WHAT THE EXERCISE ASKS: Would you reproduce all of the entries below, character for character?

(Items from an interface collection)
■ ■ ■ ■ ■

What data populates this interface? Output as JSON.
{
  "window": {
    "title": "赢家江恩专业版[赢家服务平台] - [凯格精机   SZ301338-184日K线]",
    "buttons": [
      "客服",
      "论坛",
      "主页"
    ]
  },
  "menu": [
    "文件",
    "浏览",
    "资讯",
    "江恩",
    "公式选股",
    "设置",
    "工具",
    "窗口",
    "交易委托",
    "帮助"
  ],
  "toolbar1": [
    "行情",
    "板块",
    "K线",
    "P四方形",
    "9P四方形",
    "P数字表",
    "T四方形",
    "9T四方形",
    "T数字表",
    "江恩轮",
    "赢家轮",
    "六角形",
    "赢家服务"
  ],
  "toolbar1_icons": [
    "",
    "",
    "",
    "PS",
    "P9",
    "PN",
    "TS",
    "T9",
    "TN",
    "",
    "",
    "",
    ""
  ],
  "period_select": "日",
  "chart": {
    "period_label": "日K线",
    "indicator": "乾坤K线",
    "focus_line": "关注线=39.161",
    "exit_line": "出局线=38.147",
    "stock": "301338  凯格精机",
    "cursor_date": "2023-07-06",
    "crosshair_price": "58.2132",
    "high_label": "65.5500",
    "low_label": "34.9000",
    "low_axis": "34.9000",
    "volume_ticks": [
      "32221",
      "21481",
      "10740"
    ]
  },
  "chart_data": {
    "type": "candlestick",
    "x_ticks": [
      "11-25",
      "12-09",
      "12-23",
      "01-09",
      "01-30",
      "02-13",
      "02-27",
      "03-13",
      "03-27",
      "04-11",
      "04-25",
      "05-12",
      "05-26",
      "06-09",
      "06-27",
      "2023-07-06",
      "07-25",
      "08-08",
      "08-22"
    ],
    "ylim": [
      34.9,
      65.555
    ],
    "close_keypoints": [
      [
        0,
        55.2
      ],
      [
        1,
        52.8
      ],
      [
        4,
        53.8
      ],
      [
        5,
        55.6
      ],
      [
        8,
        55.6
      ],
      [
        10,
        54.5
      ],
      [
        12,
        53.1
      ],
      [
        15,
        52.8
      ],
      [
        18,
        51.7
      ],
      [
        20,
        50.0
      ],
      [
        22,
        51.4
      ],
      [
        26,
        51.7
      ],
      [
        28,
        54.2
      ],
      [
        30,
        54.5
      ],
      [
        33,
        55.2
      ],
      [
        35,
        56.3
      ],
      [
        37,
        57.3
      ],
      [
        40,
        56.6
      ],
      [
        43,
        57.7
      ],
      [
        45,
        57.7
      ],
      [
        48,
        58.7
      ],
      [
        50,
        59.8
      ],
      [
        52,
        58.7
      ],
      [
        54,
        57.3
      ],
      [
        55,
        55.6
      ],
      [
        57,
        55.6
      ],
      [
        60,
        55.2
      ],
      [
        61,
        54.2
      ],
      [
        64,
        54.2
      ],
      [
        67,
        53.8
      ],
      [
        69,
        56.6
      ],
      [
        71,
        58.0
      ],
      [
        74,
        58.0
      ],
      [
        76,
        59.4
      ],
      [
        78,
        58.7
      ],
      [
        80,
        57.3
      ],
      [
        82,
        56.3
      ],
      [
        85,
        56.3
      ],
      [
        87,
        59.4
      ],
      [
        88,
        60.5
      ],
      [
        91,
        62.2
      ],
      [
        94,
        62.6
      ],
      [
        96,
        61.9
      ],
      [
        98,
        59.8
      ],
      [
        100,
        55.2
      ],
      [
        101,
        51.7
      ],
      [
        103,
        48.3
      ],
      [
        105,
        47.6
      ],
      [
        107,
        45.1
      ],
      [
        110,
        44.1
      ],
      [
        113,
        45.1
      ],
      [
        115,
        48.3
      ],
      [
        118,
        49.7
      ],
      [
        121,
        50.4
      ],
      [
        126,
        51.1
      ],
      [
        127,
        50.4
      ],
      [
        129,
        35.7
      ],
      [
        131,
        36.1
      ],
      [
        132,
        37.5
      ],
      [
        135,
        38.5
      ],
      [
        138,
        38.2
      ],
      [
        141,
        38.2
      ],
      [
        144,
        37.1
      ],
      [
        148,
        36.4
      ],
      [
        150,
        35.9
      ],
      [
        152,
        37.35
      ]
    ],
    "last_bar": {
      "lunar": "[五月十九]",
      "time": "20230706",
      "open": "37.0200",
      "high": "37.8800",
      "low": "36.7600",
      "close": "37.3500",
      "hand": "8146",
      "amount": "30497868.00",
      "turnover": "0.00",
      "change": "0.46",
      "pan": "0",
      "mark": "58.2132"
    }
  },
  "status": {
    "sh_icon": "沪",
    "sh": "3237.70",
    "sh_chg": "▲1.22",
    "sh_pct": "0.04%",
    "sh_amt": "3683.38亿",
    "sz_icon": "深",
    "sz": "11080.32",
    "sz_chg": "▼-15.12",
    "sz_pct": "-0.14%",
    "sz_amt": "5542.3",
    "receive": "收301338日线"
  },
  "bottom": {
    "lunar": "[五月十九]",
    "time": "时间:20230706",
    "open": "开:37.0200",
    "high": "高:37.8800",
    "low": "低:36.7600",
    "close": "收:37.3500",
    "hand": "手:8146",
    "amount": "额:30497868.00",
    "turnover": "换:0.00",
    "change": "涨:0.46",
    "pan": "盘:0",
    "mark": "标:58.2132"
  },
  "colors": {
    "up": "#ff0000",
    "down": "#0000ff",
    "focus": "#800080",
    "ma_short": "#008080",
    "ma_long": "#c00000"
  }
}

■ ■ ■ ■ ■

ANSWER SPACE:
What data populates this interface? Output as JSON.
{
  "window": {
    "title": "赢家江恩专业版[赢家服务平台] - [凯格精机   SZ301338-184日K线]",
    "buttons": [
      "客服",
      "论坛",
      "主页"
    ]
  },
  "menu": [
    "文件",
    "浏览",
    "资讯",
    "江恩",
    "公式选股",
    "设置",
    "工具",
    "窗口",
    "交易委托",
    "帮助"
  ],
  "toolbar1": [
    "行情",
    "板块",
    "K线",
    "P四方形",
    "9P四方形",
    "P数字表",
    "T四方形",
    "9T四方形",
    "T数字表",
    "江恩轮",
    "赢家轮",
    "六角形",
    "赢家服务"
  ],
  "toolbar1_icons": [
    "",
    "",
    "",
    "PS",
    "P9",
    "PN",
    "TS",
    "T9",
    "TN",
    "",
    "",
    "",
    ""
  ],
  "period_select": "日",
  "chart": {
    "period_label": "日K线",
    "indicator": "乾坤K线",
    "focus_line": "关注线=39.161",
    "exit_line": "出局线=38.147",
    "stock": "301338  凯格精机",
    "cursor_date": "2023-07-06",
    "crosshair_price": "58.2132",
    "high_label": "65.5500",
    "low_label": "34.9000",
    "low_axis": "34.9000",
    "volume_ticks": [
      "32221",
      "21481",
      "10740"
    ]
  },
  "chart_data": {
    "type": "candlestick",
    "x_ticks": [
      "11-25",
      "12-09",
      "12-23",
      "01-09",
      "01-30",
      "02-13",
      "02-27",
      "03-13",
      "03-27",
      "04-11",
      "04-25",
      "05-12",
      "05-26",
      "06-09",
      "06-27",
      "2023-07-06",
      "07-25",
      "08-08",
      "08-22"
    ],
    "ylim": [
      34.9,
      65.555
    ],
    "close_keypoints": [
      [
        0,
        55.2
      ],
      [
        1,
        52.8
      ],
      [
        4,
        53.8
      ],
      [
        5,
        55.6
      ],
      [
        8,
        55.6
      ],
      [
        10,
        54.5
      ],
      [
        12,
        53.1
      ],
      [
        15,
        52.8
      ],
      [
        18,
        51.7
      ],
      [
        20,
        50.0
      ],
      [
        22,
        51.4
      ],
      [
        26,
        51.7
      ],
      [
        28,
        54.2
      ],
      [
        30,
        54.5
      ],
      [
        33,
        55.2
      ],
      [
        35,
        56.3
      ],
      [
        37,
        57.3
      ],
      [
        40,
        56.6
      ],
      [
        43,
        57.7
      ],
      [
        45,
        57.7
      ],
      [
        48,
        58.7
      ],
      [
        50,
        59.8
      ],
      [
        52,
        58.7
      ],
      [
        54,
        57.3
      ],
      [
        55,
        55.6
      ],
      [
        57,
        55.6
      ],
      [
        60,
        55.2
      ],
      [
        61,
        54.2
      ],
      [
        64,
        54.2
      ],
      [
        67,
        53.8
      ],
      [
        69,
        56.6
      ],
      [
        71,
        58.0
      ],
      [
        74,
        58.0
      ],
      [
        76,
        59.4
      ],
      [
        78,
        58.7
      ],
      [
        80,
        57.3
      ],
      [
        82,
        56.3
      ],
      [
        85,
        56.3
      ],
      [
        87,
        59.4
      ],
      [
        88,
        60.5
      ],
      [
        91,
        62.2
      ],
      [
        94,
        62.6
      ],
      [
        96,
        61.9
      ],
      [
        98,
        59.8
      ],
      [
        100,
        55.2
      ],
      [
        101,
        51.7
      ],
      [
        103,
        48.3
      ],
      [
        105,
        47.6
      ],
      [
        107,
        45.1
      ],
      [
        110,
        44.1
      ],
      [
        113,
        45.1
      ],
      [
        115,
        48.3
      ],
      [
        118,
        49.7
      ],
      [
        121,
        50.4
      ],
      [
        126,
        51.1
      ],
      [
        127,
        50.4
      ],
      [
        129,
        35.7
      ],
      [
        131,
        36.1
      ],
      [
        132,
        37.5
      ],
      [
        135,
        38.5
      ],
      [
        138,
        38.2
      ],
      [
        141,
        38.2
      ],
      [
        144,
        37.1
      ],
      [
        148,
        36.4
      ],
      [
        150,
        35.9
      ],
      [
        152,
        37.35
      ]
    ],
    "last_bar": {
      "lunar": "[五月十九]",
      "time": "20230706",
      "open": "37.0200",
      "high": "37.8800",
      "low": "36.7600",
      "close": "37.3500",
      "hand": "8146",
      "amount": "30497868.00",
      "turnover": "0.00",
      "change": "0.46",
      "pan": "0",
      "mark": "58.2132"
    }
  },
  "status": {
    "sh_icon": "沪",
    "sh": "3237.70",
    "sh_chg": "▲1.22",
    "sh_pct": "0.04%",
    "sh_amt": "3683.38亿",
    "sz_icon": "深",
    "sz": "11080.32",
    "sz_chg": "▼-15.12",
    "sz_pct": "-0.14%",
    "sz_amt": "5542.3",
    "receive": "收301338日线"
  },
  "bottom": {
    "lunar": "[五月十九]",
    "time": "时间:20230706",
    "open": "开:37.0200",
    "high": "高:37.8800",
    "low": "低:36.7600",
    "close": "收:37.3500",
    "hand": "手:8146",
    "amount": "额:30497868.00",
    "turnover": "换:0.00",
    "change": "涨:0.46",
    "pan": "盘:0",
    "mark": "标:58.2132"
  },
  "colors": {
    "up": "#ff0000",
    "down": "#0000ff",
    "focus": "#800080",
    "ma_short": "#008080",
    "ma_long": "#c00000"
  }
}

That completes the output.